And who benefits from this money in both these situations. The schools:
The schools get paid regardless. This is glaringly obvious and evidenced by the entire industry of for profit schools. These schools specifically target the working poor. They offer classes at night or online and stress how easy it is to do. For profit schools look to enroll people who had previously never thought of school as an option. It also helps out that the older and poorer you are the more educational welfare you qualified to receive. This assistance removes the cost of education further from the student's pocketbook. The result is tuition goes up. Who cares if it is $1,500 a semester or $15,000 if the government pays the bill. Schools raise their tuition as high as the government will pay. Tuition has gone up dramatically in recent years.
So who is to blame? Is it the for profit schools that are the scourge of the education system? No. Is it the wealthy taking advantage of poorer taxpayers? They are the only ones who can afford the rising tuition costs, but they are not the ones to blame. So it must be the poor leaching off the welfare system unnecessarily driving up tuition costs. Well, no, let’s not find fault with them either. After all, these groups are only acting out of their own self interest. Theresa was only doing what she thought was best for her family. The freshman behind me in class would have to be insane to turn down that kind of money. The same could be said for the colleges across the nation. How is all this plunder possible. The United States Government has promoted it. The government has driven up prices and increased the debt of millions of people. The government has stripped the dignity of what I can only imagine was real education. Institutes of higher learning are now just herding cattle one step closer to the workplace.

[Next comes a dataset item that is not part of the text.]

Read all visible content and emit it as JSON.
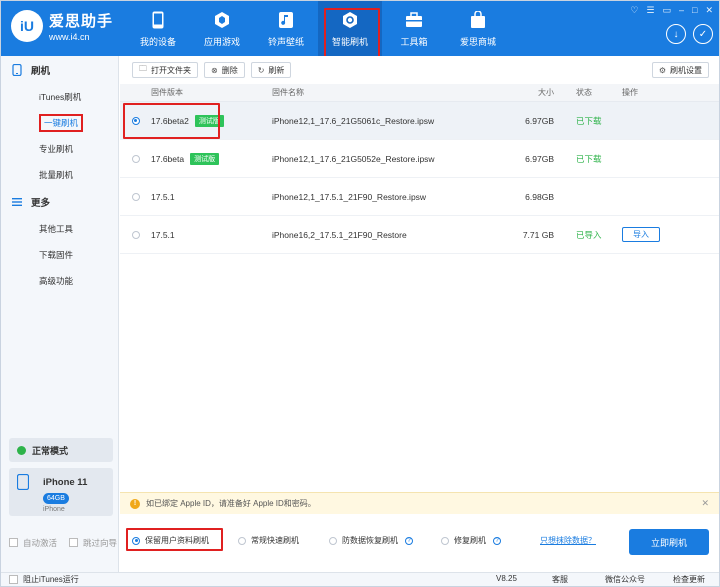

What was once seen as noble work fit to support a family is now work only fit for illegals, outcasts, and subhuman. A formal education is no longer regarded as a luxury available only to the wealthy. A formal education is something that should be given to anyone who wants it. No matter your academic prowess or your choice of career you should be able to go to college. The prevailing philosophy of today is that college education is a “human right”. Pell Grants and massive student loans are given to students without taking into account their intended major. It doesn't matter if you are entering the most prestigious petroleum engineering school with expected starting salaries in six figures or if you choose social work and can look forward to making a whopping $0.48 above the proposed minimum wage of Seattle. Every 26 year old child has the right their degree in bolivian feminist studies. To each according to his want.
Having laid out the problems with the modern day formal education, I will now succinctly explain my personal educational philosophy. School, in the broad sense, is nothing more than an obligatory song and dance required before seeking gainful employment. If you learn at school that is great, but that is not the purpose of school. An education can be gained anywhere other than school. My education has been gained through a combination of reading, watching TV, mentors, life experience and the internet. The internet is perhaps the most useful educational tool in my arsenal. I have every book ever written and access to the greatest minds in history accessible on a device in my pocket. I honestly do try to learn at school. If I learn something it’s great. I now know that if I want an education I must look for it anywhere but a school.